EXERCISE GOAL:
What lines below hold the string "ListenAddress"? Copy them all.

----

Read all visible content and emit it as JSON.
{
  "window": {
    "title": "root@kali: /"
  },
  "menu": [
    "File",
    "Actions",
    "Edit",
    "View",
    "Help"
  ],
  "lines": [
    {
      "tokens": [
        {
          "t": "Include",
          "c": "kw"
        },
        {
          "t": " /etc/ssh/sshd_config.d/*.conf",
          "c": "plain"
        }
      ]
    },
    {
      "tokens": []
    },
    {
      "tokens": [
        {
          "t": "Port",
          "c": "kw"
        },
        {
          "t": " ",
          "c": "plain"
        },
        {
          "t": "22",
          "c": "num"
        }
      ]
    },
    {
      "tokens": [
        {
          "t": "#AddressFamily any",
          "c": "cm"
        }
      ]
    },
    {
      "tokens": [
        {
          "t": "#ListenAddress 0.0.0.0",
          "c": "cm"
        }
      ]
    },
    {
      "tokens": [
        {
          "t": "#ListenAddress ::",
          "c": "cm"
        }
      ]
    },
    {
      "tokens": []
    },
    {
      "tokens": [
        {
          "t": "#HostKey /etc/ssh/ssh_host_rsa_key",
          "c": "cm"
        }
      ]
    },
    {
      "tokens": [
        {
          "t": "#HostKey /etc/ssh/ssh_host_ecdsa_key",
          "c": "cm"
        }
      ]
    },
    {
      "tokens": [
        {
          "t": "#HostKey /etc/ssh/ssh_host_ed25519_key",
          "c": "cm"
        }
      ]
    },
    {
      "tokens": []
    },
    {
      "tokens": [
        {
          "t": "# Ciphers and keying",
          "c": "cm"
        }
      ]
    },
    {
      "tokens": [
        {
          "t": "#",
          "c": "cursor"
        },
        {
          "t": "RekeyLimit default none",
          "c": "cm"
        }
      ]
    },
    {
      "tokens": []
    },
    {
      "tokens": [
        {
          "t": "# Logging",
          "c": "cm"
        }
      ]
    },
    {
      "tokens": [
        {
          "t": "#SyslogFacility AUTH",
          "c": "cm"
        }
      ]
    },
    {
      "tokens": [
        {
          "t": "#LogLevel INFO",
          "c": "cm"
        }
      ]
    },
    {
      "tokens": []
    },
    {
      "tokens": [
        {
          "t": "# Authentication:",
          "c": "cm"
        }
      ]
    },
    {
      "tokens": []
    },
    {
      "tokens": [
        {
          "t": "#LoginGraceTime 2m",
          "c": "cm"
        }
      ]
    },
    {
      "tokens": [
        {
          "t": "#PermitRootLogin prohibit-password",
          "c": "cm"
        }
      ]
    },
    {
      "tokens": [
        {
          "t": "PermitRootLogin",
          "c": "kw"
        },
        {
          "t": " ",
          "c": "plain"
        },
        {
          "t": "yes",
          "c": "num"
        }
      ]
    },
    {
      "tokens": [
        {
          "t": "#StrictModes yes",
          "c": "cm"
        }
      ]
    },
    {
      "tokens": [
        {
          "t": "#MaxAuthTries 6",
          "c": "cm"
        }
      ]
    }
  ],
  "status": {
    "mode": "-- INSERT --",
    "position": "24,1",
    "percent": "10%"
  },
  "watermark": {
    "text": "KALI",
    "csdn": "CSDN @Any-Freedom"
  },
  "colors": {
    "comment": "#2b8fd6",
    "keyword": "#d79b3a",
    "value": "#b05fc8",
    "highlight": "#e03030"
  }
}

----

RESPONSE BELOW:
          "t": "#ListenAddress 0.0.0.0",
          "t": "#ListenAddress ::",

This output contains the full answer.